South Korea and the United States began another joint naval exercise, involving a nuclear-powered aircraft carrier, in waters east of the Korean Peninsula on Friday in order to reinforce the allies' operational capabilities against North Korean provocations, Seoul's military said.
The allies' navies kicked off the two-day maritime maneuvering drills in the international waters of the East Sea with a plan to stage operations later to escort the USS Ronald Reagan down to waters southeast of the southern island of Jeju, according to the Joint Chiefs of Staff (JCS).
The previous day, the allies and Japan conducted a trilateral exercise in the East Sea in a joint response to the North's launch of an intermediate-range ballistic missile (IRBM) that overflew the Japanese archipelago Tuesday.
For the exercise, Seoul deployed the Munmu the Great destroyer and the Donghae frigate, while Washington deployed the aircraft carrier; the USS Chancellorsville, a Ticonderoga-class guided-missile cruiser; and the USS Barry, an Arleigh Burke-class guided missile destroyer.
"We will continuously strengthen our firm operational capabilities and posture to respond to any North Korean provocations through this combined exercise featuring the aircraft carrier strike group redeployed to the peninsula as a measure to reinforce the execution power of America's extended deterrence," the JCS said in a press release.
Extended deterrence refers to Washington's commitment to mobilizing a full range of its military capabilities, including nuclear options, to defend its ally.

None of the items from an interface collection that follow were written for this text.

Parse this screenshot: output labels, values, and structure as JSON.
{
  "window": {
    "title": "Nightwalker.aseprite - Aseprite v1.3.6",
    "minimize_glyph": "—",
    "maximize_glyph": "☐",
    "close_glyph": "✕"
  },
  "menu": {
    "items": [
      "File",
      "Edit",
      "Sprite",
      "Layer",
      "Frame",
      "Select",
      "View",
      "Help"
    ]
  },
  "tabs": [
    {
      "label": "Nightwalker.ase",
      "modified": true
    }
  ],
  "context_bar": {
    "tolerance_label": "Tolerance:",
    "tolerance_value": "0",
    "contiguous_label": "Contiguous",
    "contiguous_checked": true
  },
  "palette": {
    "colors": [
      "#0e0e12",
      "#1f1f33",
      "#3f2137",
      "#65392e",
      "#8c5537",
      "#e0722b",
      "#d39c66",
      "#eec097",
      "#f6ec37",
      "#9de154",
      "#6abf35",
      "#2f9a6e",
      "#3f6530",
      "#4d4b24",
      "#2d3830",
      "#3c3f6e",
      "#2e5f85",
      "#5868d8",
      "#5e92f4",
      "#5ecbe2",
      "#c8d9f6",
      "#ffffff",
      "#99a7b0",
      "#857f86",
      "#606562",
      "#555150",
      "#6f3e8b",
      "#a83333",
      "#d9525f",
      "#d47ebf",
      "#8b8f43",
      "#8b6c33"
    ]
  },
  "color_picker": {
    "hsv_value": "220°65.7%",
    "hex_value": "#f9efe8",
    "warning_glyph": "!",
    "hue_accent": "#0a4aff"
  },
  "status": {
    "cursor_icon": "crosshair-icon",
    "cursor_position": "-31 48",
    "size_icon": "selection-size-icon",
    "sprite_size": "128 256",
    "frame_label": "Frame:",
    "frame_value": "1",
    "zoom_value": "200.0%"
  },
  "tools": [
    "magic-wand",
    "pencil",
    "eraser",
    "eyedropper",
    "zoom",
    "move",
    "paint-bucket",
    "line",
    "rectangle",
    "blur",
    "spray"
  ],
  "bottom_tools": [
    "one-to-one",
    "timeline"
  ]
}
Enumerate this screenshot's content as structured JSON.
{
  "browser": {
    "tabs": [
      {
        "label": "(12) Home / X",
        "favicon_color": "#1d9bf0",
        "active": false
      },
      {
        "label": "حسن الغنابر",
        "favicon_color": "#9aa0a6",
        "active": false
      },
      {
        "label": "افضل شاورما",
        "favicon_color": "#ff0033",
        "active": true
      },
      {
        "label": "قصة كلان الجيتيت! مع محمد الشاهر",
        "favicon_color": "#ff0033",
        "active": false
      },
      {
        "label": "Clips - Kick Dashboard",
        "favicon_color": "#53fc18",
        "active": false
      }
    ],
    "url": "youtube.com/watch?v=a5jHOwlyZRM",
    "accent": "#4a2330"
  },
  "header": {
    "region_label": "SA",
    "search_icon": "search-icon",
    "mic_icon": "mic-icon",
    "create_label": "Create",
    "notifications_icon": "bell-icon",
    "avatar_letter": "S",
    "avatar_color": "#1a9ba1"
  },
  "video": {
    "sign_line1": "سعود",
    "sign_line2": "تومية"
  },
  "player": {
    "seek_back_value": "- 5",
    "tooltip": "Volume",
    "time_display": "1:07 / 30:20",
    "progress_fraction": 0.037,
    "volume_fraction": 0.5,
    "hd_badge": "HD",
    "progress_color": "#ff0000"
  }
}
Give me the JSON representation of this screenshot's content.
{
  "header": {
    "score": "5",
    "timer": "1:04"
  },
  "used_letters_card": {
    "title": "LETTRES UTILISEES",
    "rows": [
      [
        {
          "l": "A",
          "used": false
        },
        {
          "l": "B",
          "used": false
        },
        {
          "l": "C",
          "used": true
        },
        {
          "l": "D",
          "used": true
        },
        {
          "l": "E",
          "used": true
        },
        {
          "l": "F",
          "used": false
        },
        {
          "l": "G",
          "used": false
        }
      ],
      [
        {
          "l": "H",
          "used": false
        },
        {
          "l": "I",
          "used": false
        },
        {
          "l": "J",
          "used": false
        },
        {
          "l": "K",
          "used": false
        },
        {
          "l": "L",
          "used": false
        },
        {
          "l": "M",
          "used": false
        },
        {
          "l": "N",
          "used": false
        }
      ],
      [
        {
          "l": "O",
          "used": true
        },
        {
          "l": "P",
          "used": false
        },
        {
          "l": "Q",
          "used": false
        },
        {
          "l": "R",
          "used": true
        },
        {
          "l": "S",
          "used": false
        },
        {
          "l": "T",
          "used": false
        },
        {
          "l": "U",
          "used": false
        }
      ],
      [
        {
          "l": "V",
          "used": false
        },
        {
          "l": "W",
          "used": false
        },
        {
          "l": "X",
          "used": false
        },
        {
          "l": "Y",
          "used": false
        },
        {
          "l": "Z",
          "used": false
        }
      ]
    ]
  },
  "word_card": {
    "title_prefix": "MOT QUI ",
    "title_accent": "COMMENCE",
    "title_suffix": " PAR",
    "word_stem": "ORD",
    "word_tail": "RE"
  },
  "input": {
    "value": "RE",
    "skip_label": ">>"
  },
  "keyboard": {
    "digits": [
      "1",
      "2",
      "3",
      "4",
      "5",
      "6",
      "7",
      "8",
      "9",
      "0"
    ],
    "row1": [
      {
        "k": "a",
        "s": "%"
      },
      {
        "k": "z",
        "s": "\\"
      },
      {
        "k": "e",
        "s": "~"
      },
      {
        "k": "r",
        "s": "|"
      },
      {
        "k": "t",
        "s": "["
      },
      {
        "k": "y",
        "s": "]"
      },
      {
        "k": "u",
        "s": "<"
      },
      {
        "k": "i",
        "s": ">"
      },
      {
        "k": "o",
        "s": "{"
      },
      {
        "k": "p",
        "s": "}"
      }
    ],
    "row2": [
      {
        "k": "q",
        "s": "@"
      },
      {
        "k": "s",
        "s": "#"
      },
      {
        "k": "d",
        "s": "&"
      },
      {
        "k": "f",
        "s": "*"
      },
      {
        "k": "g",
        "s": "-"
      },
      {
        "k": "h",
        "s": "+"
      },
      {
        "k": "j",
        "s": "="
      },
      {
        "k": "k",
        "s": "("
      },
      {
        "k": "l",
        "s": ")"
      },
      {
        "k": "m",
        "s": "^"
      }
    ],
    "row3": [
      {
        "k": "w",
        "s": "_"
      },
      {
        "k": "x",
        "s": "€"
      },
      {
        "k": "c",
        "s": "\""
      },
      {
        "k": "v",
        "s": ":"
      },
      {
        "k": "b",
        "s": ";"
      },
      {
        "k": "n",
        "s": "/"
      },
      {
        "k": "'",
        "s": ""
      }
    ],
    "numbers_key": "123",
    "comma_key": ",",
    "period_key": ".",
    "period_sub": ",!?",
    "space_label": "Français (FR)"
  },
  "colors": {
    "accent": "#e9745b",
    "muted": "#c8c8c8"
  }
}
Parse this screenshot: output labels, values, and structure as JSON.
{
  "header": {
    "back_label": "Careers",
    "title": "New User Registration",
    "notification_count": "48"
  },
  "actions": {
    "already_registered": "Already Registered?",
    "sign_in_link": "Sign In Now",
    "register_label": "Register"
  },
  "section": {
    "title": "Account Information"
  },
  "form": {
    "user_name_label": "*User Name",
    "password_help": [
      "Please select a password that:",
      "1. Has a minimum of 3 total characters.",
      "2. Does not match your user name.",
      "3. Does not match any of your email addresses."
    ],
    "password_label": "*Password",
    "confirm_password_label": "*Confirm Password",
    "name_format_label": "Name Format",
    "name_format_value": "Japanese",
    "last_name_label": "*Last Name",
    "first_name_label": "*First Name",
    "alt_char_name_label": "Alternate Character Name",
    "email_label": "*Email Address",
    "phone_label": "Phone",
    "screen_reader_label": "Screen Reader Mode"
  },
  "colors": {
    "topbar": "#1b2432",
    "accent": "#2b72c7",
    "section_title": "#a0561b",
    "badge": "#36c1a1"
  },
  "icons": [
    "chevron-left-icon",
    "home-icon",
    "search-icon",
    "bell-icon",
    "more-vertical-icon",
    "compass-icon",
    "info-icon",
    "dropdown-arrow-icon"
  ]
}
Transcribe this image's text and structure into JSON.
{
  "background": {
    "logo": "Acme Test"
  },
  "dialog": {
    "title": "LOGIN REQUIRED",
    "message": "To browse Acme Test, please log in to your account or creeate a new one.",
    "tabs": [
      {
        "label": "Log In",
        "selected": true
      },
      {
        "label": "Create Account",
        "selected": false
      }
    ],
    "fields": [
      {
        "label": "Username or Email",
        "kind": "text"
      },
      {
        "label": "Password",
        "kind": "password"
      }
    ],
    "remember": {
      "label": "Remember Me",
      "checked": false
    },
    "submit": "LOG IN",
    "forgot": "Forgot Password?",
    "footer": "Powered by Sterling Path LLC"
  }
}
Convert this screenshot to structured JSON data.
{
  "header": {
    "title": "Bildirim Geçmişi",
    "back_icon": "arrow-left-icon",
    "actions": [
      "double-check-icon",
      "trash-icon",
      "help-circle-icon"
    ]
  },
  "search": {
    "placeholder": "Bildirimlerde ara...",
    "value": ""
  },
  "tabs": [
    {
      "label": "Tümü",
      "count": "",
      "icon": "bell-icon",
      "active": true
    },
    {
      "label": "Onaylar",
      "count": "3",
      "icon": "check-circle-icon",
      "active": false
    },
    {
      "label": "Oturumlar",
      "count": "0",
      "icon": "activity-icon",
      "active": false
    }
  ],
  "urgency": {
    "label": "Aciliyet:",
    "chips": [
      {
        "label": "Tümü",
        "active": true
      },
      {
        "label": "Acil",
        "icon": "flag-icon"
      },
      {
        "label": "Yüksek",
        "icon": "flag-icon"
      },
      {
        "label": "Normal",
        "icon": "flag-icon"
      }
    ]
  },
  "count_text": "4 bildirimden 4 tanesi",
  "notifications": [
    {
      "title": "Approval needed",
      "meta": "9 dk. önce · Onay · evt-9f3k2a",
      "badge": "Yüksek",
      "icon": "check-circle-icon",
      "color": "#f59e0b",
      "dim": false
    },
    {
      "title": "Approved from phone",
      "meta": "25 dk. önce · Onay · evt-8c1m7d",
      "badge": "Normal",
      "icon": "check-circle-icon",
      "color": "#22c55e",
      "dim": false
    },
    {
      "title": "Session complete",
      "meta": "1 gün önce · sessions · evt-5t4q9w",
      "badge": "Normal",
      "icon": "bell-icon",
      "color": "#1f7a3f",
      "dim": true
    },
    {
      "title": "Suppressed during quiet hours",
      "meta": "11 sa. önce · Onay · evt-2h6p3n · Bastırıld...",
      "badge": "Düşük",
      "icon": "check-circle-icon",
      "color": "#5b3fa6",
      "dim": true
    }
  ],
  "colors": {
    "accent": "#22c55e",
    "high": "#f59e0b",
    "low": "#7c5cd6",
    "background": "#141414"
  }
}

The USS Ronald Reagan returned to the East Sea on Wednesday following the North's IRBM launch. It left the waters last week following a naval exercise with the South Korean Navy and then trilateral drills with the South and Japan. (Yonhap)